**** SUPPLIED RECORDS ****

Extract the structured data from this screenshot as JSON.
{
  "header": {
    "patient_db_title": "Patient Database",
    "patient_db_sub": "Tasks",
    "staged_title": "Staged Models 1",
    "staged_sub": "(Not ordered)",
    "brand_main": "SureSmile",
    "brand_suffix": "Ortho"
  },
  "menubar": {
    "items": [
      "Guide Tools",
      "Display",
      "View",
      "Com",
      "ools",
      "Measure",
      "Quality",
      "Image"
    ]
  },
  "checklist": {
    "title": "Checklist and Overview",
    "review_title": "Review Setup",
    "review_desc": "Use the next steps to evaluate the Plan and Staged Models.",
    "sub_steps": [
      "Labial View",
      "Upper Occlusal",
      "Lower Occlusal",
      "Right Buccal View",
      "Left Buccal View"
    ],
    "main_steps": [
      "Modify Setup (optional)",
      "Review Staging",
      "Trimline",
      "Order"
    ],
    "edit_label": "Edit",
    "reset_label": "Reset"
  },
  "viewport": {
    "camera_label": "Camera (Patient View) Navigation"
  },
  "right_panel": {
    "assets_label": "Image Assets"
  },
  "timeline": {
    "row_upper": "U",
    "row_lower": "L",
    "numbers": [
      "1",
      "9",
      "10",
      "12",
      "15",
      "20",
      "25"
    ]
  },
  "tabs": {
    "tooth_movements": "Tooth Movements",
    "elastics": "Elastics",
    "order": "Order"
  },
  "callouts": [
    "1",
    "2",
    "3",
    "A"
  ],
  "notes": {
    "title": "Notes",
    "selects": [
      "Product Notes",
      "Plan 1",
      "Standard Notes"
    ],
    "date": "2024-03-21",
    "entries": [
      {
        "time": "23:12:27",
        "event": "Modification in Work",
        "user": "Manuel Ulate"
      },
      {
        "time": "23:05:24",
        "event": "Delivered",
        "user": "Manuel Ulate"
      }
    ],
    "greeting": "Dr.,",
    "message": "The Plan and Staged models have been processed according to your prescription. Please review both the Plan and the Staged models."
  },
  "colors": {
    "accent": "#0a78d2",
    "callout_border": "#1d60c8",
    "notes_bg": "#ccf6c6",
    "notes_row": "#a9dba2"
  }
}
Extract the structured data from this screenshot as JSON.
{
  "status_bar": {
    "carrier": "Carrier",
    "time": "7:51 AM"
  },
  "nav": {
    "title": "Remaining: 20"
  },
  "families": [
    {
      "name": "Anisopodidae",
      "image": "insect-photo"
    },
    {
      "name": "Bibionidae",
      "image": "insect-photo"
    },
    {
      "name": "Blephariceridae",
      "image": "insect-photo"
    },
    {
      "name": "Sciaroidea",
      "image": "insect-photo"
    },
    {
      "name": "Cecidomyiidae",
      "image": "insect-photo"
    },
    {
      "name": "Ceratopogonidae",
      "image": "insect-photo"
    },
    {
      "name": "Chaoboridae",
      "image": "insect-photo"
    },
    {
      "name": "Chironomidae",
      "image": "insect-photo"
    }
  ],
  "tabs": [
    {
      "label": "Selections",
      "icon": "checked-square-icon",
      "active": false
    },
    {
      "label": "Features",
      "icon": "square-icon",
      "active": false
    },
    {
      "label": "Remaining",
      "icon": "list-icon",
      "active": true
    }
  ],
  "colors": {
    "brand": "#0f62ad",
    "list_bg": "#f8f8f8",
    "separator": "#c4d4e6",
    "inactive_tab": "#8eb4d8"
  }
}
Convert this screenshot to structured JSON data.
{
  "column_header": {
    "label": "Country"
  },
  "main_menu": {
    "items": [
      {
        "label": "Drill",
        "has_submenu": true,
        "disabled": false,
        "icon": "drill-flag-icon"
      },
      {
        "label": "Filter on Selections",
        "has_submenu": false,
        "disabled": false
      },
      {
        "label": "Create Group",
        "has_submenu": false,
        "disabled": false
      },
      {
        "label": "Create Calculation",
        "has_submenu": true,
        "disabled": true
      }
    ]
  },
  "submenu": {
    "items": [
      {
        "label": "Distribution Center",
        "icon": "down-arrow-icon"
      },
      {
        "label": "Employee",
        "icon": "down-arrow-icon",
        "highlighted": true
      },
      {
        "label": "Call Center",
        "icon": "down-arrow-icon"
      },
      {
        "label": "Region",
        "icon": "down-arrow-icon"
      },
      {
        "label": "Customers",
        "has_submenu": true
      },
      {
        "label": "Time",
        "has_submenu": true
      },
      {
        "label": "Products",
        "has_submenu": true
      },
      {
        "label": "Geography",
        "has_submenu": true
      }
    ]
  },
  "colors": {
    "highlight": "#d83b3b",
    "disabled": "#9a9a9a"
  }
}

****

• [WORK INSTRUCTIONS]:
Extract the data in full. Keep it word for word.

• [OUTPUT BELOW]:
Extract the structured data from this screenshot as JSON.
{
  "header": {
    "patient_db_title": "Patient Database",
    "patient_db_sub": "Tasks",
    "staged_title": "Staged Models 1",
    "staged_sub": "(Not ordered)",
    "brand_main": "SureSmile",
    "brand_suffix": "Ortho"
  },
  "menubar": {
    "items": [
      "Guide Tools",
      "Display",
      "View",
      "Com",
      "ools",
      "Measure",
      "Quality",
      "Image"
    ]
  },
  "checklist": {
    "title": "Checklist and Overview",
    "review_title": "Review Setup",
    "review_desc": "Use the next steps to evaluate the Plan and Staged Models.",
    "sub_steps": [
      "Labial View",
      "Upper Occlusal",
      "Lower Occlusal",
      "Right Buccal View",
      "Left Buccal View"
    ],
    "main_steps": [
      "Modify Setup (optional)",
      "Review Staging",
      "Trimline",
      "Order"
    ],
    "edit_label": "Edit",
    "reset_label": "Reset"
  },
  "viewport": {
    "camera_label": "Camera (Patient View) Navigation"
  },
  "right_panel": {
    "assets_label": "Image Assets"
  },
  "timeline": {
    "row_upper": "U",
    "row_lower": "L",
    "numbers": [
      "1",
      "9",
      "10",
      "12",
      "15",
      "20",
      "25"
    ]
  },
  "tabs": {
    "tooth_movements": "Tooth Movements",
    "elastics": "Elastics",
    "order": "Order"
  },
  "callouts": [
    "1",
    "2",
    "3",
    "A"
  ],
  "notes": {
    "title": "Notes",
    "selects": [
      "Product Notes",
      "Plan 1",
      "Standard Notes"
    ],
    "date": "2024-03-21",
    "entries": [
      {
        "time": "23:12:27",
        "event": "Modification in Work",
        "user": "Manuel Ulate"
      },
      {
        "time": "23:05:24",
        "event": "Delivered",
        "user": "Manuel Ulate"
      }
    ],
    "greeting": "Dr.,",
    "message": "The Plan and Staged models have been processed according to your prescription. Please review both the Plan and the Staged models."
  },
  "colors": {
    "accent": "#0a78d2",
    "callout_border": "#1d60c8",
    "notes_bg": "#ccf6c6",
    "notes_row": "#a9dba2"
  }
}
Extract the structured data from this screenshot as JSON.
{
  "status_bar": {
    "carrier": "Carrier",
    "time": "7:51 AM"
  },
  "nav": {
    "title": "Remaining: 20"
  },
  "families": [
    {
      "name": "Anisopodidae",
      "image": "insect-photo"
    },
    {
      "name": "Bibionidae",
      "image": "insect-photo"
    },
    {
      "name": "Blephariceridae",
      "image": "insect-photo"
    },
    {
      "name": "Sciaroidea",
      "image": "insect-photo"
    },
    {
      "name": "Cecidomyiidae",
      "image": "insect-photo"
    },
    {
      "name": "Ceratopogonidae",
      "image": "insect-photo"
    },
    {
      "name": "Chaoboridae",
      "image": "insect-photo"
    },
    {
      "name": "Chironomidae",
      "image": "insect-photo"
    }
  ],
  "tabs": [
    {
      "label": "Selections",
      "icon": "checked-square-icon",
      "active": false
    },
    {
      "label": "Features",
      "icon": "square-icon",
      "active": false
    },
    {
      "label": "Remaining",
      "icon": "list-icon",
      "active": true
    }
  ],
  "colors": {
    "brand": "#0f62ad",
    "list_bg": "#f8f8f8",
    "separator": "#c4d4e6",
    "inactive_tab": "#8eb4d8"
  }
}
Convert this screenshot to structured JSON data.
{
  "column_header": {
    "label": "Country"
  },
  "main_menu": {
    "items": [
      {
        "label": "Drill",
        "has_submenu": true,
        "disabled": false,
        "icon": "drill-flag-icon"
      },
      {
        "label": "Filter on Selections",
        "has_submenu": false,
        "disabled": false
      },
      {
        "label": "Create Group",
        "has_submenu": false,
        "disabled": false
      },
      {
        "label": "Create Calculation",
        "has_submenu": true,
        "disabled": true
      }
    ]
  },
  "submenu": {
    "items": [
      {
        "label": "Distribution Center",
        "icon": "down-arrow-icon"
      },
      {
        "label": "Employee",
        "icon": "down-arrow-icon",
        "highlighted": true
      },
      {
        "label": "Call Center",
        "icon": "down-arrow-icon"
      },
      {
        "label": "Region",
        "icon": "down-arrow-icon"
      },
      {
        "label": "Customers",
        "has_submenu": true
      },
      {
        "label": "Time",
        "has_submenu": true
      },
      {
        "label": "Products",
        "has_submenu": true
      },
      {
        "label": "Geography",
        "has_submenu": true
      }
    ]
  },
  "colors": {
    "highlight": "#d83b3b",
    "disabled": "#9a9a9a"
  }
}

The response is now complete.